If we go back to Jonah, we can see that immediacy at work in a similar way. The Ninevites didn't need much convincing. Jonah preached for about three seconds – and the city made a complete turnabout. All they needed – all God needed – was for someone to show up and say the word. Now, not every prophet had that kind of success rate! There were certainly plenty of them who were called by God to speak messages no one would listen to. But they did that faithfully too – maybe more so than Jonah. The point seems to be that you're not responsible for whether people take God's message to heart or not. You're responsible for giving them a chance. And the time to do that isn't tomorrow, or next year, or when the strategic plan for evangelism says would be best. The time is now, because God is here.

How do we translate that into twenty-first century terms? Do we really believe and act, right now, as though God is present and active, and reaching out to us and our neighbours in this present moment? What would it look like for us to embody the urgency of God's presence in the way the first disciples did? Paul's advice to the Corinthians actually is as relevant now as it was then – he says, put everything in perspective. You can have a job, a family, a business, a life – but all of those things are relative to your first priority which is the absolute preeminence of what God is doing in your world right now. Frame everything else around that, and you will be a hugely effective communicator of God's message.

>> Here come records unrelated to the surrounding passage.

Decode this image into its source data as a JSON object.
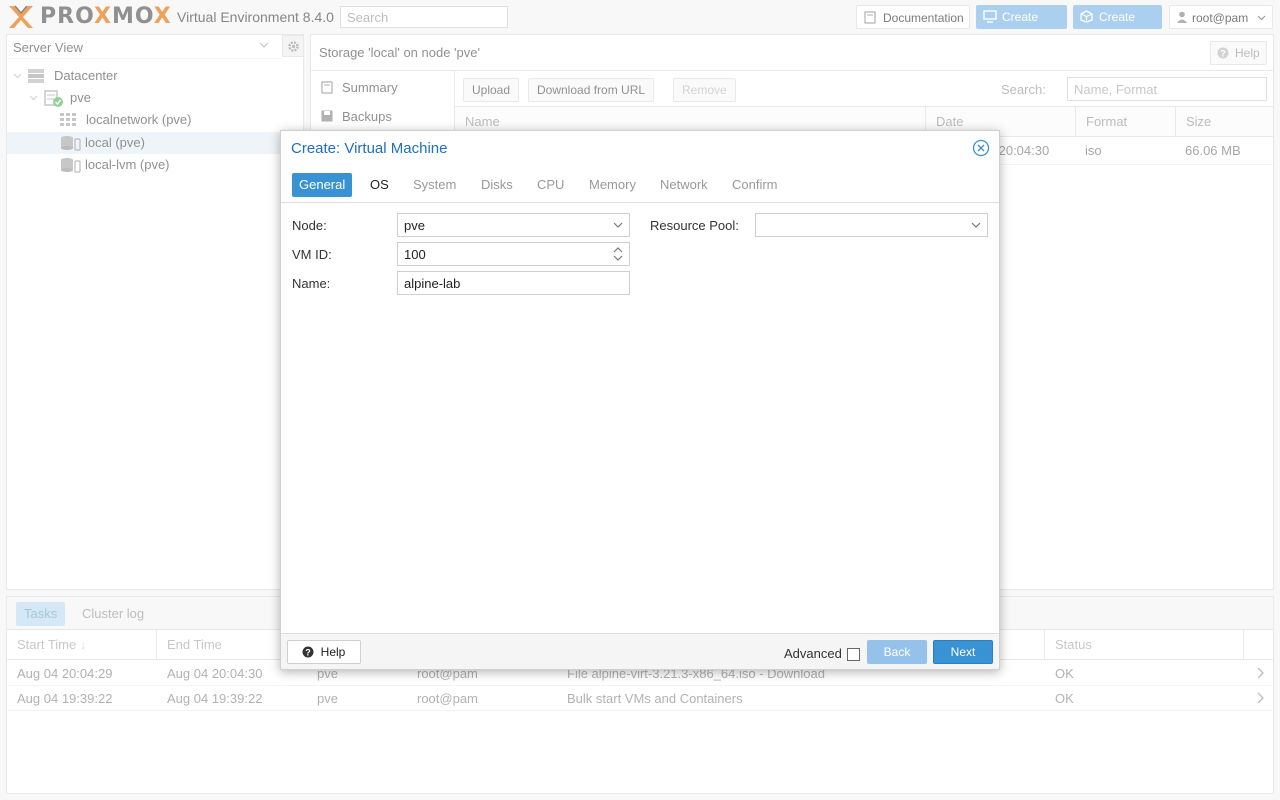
{
  "app": {
    "logo_text": "PROXMOX",
    "version_label": "Virtual Environment 8.4.0",
    "search_placeholder": "Search",
    "buttons": {
      "documentation": "Documentation",
      "create_vm": "Create VM",
      "create_ct": "Create CT",
      "user": "root@pam"
    }
  },
  "sidebar": {
    "view": "Server View",
    "tree": [
      {
        "label": "Datacenter",
        "icon": "datacenter-icon"
      },
      {
        "label": "pve",
        "icon": "node-icon"
      },
      {
        "label": "localnetwork (pve)",
        "icon": "network-grid-icon"
      },
      {
        "label": "local (pve)",
        "icon": "storage-icon"
      },
      {
        "label": "local-lvm (pve)",
        "icon": "storage-icon"
      }
    ]
  },
  "main": {
    "title": "Storage 'local' on node 'pve'",
    "help": "Help",
    "nav": [
      "Summary",
      "Backups"
    ],
    "toolbar": {
      "upload": "Upload",
      "download_url": "Download from URL",
      "remove": "Remove",
      "search_label": "Search:",
      "search_placeholder": "Name, Format"
    },
    "columns": [
      "Name",
      "Date",
      "Format",
      "Size"
    ],
    "row": {
      "date_partial": ":20:04:30",
      "format": "iso",
      "size": "66.06 MB"
    }
  },
  "tasks": {
    "tabs": [
      "Tasks",
      "Cluster log"
    ],
    "columns": [
      "Start Time",
      "End Time",
      "Status"
    ],
    "rows": [
      {
        "start": "Aug 04 20:04:29",
        "end": "Aug 04 20:04:30",
        "node": "pve",
        "user": "root@pam",
        "desc": "File alpine-virt-3.21.3-x86_64.iso - Download",
        "status": "OK"
      },
      {
        "start": "Aug 04 19:39:22",
        "end": "Aug 04 19:39:22",
        "node": "pve",
        "user": "root@pam",
        "desc": "Bulk start VMs and Containers",
        "status": "OK"
      }
    ]
  },
  "modal": {
    "title": "Create: Virtual Machine",
    "tabs": [
      "General",
      "OS",
      "System",
      "Disks",
      "CPU",
      "Memory",
      "Network",
      "Confirm"
    ],
    "fields": {
      "node_label": "Node:",
      "node_value": "pve",
      "vmid_label": "VM ID:",
      "vmid_value": "100",
      "name_label": "Name:",
      "name_value": "alpine-lab",
      "pool_label": "Resource Pool:",
      "pool_value": ""
    },
    "footer": {
      "help": "Help",
      "advanced": "Advanced",
      "back": "Back",
      "next": "Next"
    }
  },
  "colors": {
    "accent": "#3892d4",
    "title_blue": "#1f6fbf",
    "logo_orange": "#e57000"
  }
}
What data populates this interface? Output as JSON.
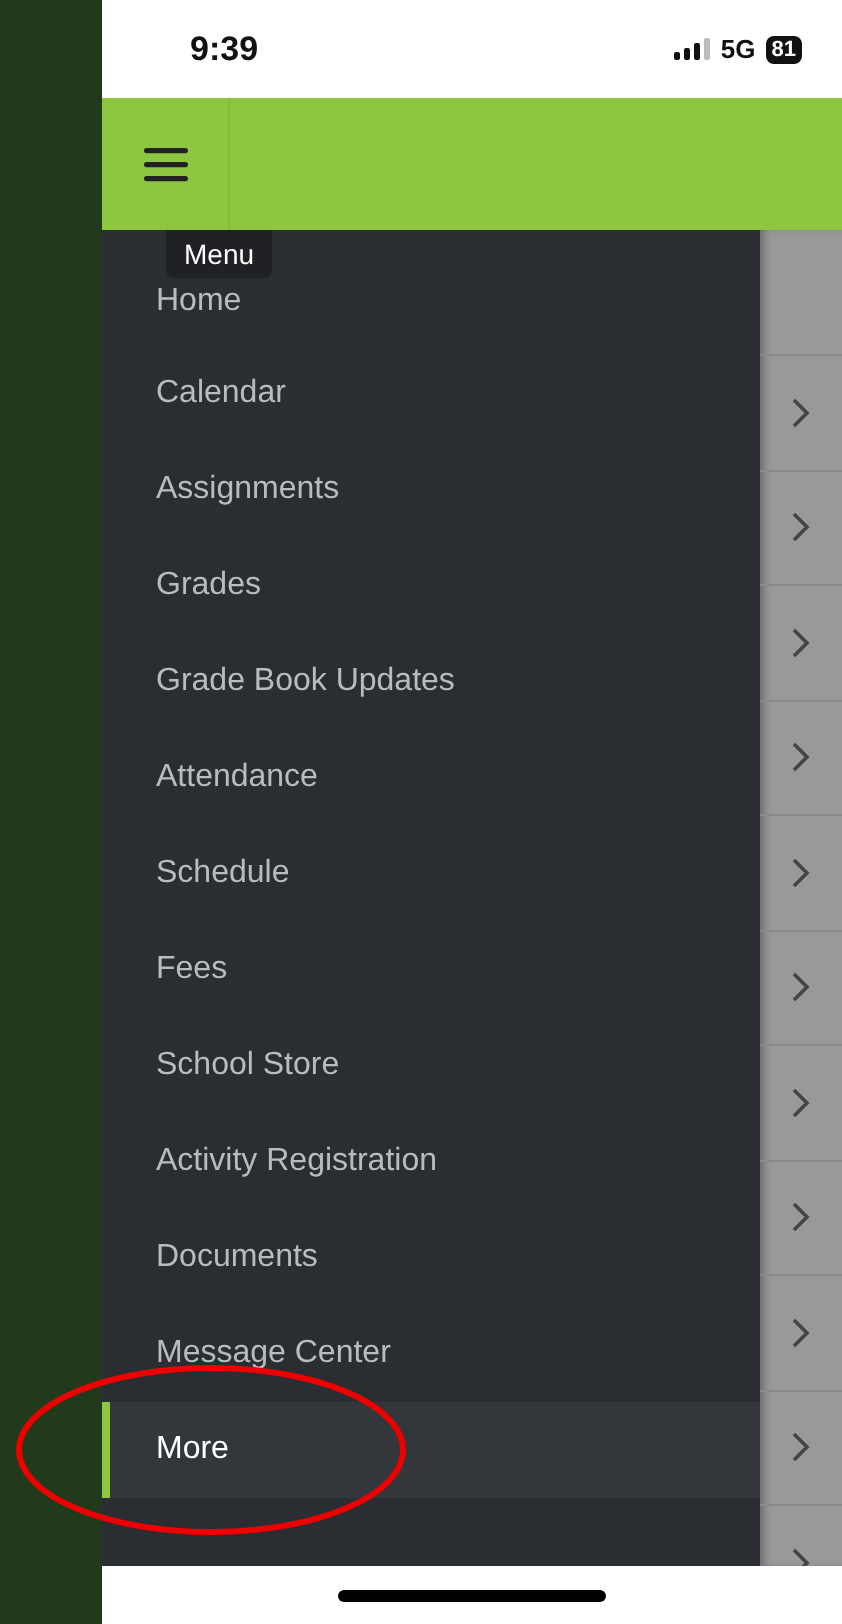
{
  "status_bar": {
    "time": "9:39",
    "network": "5G",
    "battery": "81"
  },
  "header": {
    "menu_tooltip": "Menu"
  },
  "menu": {
    "items": [
      {
        "label": "Home",
        "selected": false
      },
      {
        "label": "Calendar",
        "selected": false
      },
      {
        "label": "Assignments",
        "selected": false
      },
      {
        "label": "Grades",
        "selected": false
      },
      {
        "label": "Grade Book Updates",
        "selected": false
      },
      {
        "label": "Attendance",
        "selected": false
      },
      {
        "label": "Schedule",
        "selected": false
      },
      {
        "label": "Fees",
        "selected": false
      },
      {
        "label": "School Store",
        "selected": false
      },
      {
        "label": "Activity Registration",
        "selected": false
      },
      {
        "label": "Documents",
        "selected": false
      },
      {
        "label": "Message Center",
        "selected": false
      },
      {
        "label": "More",
        "selected": true
      }
    ]
  },
  "background_list": {
    "rows": [
      {
        "kind": "blank"
      },
      {
        "kind": "chevron"
      },
      {
        "kind": "chevron"
      },
      {
        "kind": "chevron"
      },
      {
        "kind": "chevron"
      },
      {
        "kind": "chevron"
      },
      {
        "kind": "chevron"
      },
      {
        "kind": "chevron"
      },
      {
        "kind": "chevron"
      },
      {
        "kind": "chevron"
      },
      {
        "kind": "chevron"
      },
      {
        "kind": "chevron"
      }
    ]
  },
  "annotation": {
    "kind": "ellipse"
  }
}
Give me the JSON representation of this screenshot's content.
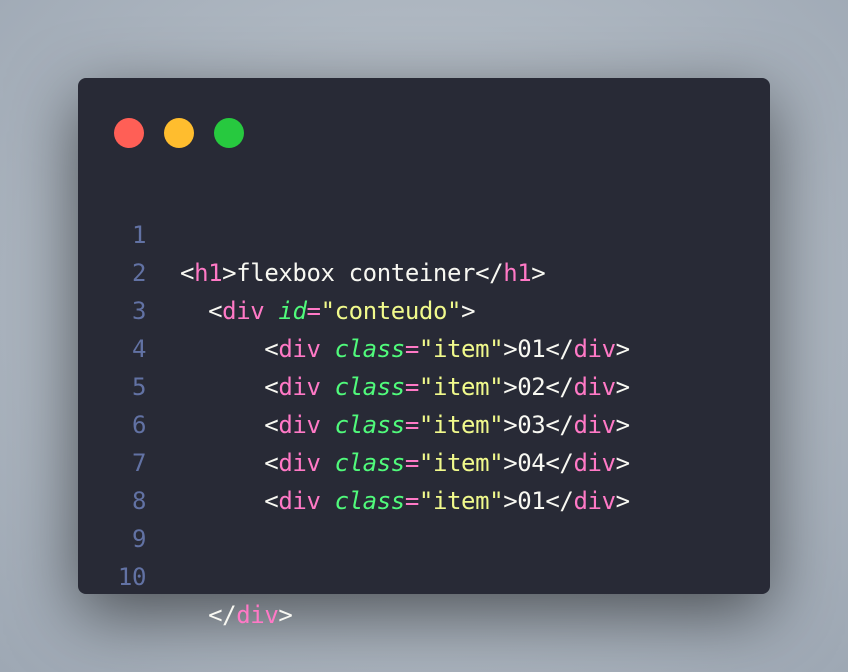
{
  "colors": {
    "background": "#aeb7c1",
    "window": "#282a36",
    "dot_red": "#ff5f56",
    "dot_yellow": "#ffbd2e",
    "dot_green": "#27c93f",
    "line_number": "#6272a4",
    "tag": "#ff79c6",
    "attribute": "#50fa7b",
    "string": "#f1fa8c",
    "text": "#f8f8f2"
  },
  "window_controls": {
    "close_icon": "red-circle",
    "minimize_icon": "yellow-circle",
    "maximize_icon": "green-circle"
  },
  "code": {
    "line_numbers": [
      "1",
      "2",
      "3",
      "4",
      "5",
      "6",
      "7",
      "8",
      "9",
      "10"
    ],
    "line1": {
      "open_lt": "<",
      "tag_open": "h1",
      "open_gt": ">",
      "content": "flexbox conteiner",
      "close_lt": "</",
      "tag_close": "h1",
      "close_gt": ">"
    },
    "line2": {
      "lt": "<",
      "tag": "div",
      "attr": "id",
      "eq": "=",
      "value": "\"conteudo\"",
      "gt": ">"
    },
    "items": [
      {
        "lt": "<",
        "tag": "div",
        "attr": "class",
        "eq": "=",
        "value": "\"item\"",
        "gt": ">",
        "content": "01",
        "close_lt": "</",
        "close_tag": "div",
        "close_gt": ">"
      },
      {
        "lt": "<",
        "tag": "div",
        "attr": "class",
        "eq": "=",
        "value": "\"item\"",
        "gt": ">",
        "content": "02",
        "close_lt": "</",
        "close_tag": "div",
        "close_gt": ">"
      },
      {
        "lt": "<",
        "tag": "div",
        "attr": "class",
        "eq": "=",
        "value": "\"item\"",
        "gt": ">",
        "content": "03",
        "close_lt": "</",
        "close_tag": "div",
        "close_gt": ">"
      },
      {
        "lt": "<",
        "tag": "div",
        "attr": "class",
        "eq": "=",
        "value": "\"item\"",
        "gt": ">",
        "content": "04",
        "close_lt": "</",
        "close_tag": "div",
        "close_gt": ">"
      },
      {
        "lt": "<",
        "tag": "div",
        "attr": "class",
        "eq": "=",
        "value": "\"item\"",
        "gt": ">",
        "content": "01",
        "close_lt": "</",
        "close_tag": "div",
        "close_gt": ">"
      }
    ],
    "line10": {
      "close_lt": "</",
      "tag": "div",
      "gt": ">"
    }
  }
}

And it's not like people don't want or need to hear that message today. Nothing's changed on that front. When we live God's love and express God's desire for people to live in a different way – people respond. It doesn't take much. Just give them the chance. Not everyone is going to “pull a Nineveh” and say, oh of course, I just need to totally change my life, why didn't I think of that before? But, actually, some people do when they're given that invitation. And others will start a journey of being reconciled to God, and that's good too. And even if you don't see it in anyone, what you do in your faithful discipleship does make a difference. Simply by putting God first, you are sending up a flare or lighting a beacon that someone, somewhere, at some time will see and recognize as God's way of calling them.

Reorganizing your life around the urgency and immediacy and absolute priority of God isn't a simple challenge. In a way, it's part of that whole process of God and me getting to work – reshaping and correcting and rebuilding who I am. But to say that it's a process doesn't mean that it can wait. Quite the opposite. It starts now. So ask yourself, “What is God calling me to today?” And keep asking yourself that question, every time a new “today” happens. Because today is the day that God is looking for you, calling on you, inviting you to leave something behind so that you can start something new. And today is the day that God is sending you, with good news that other people need to hear just like you've needed to hear it too.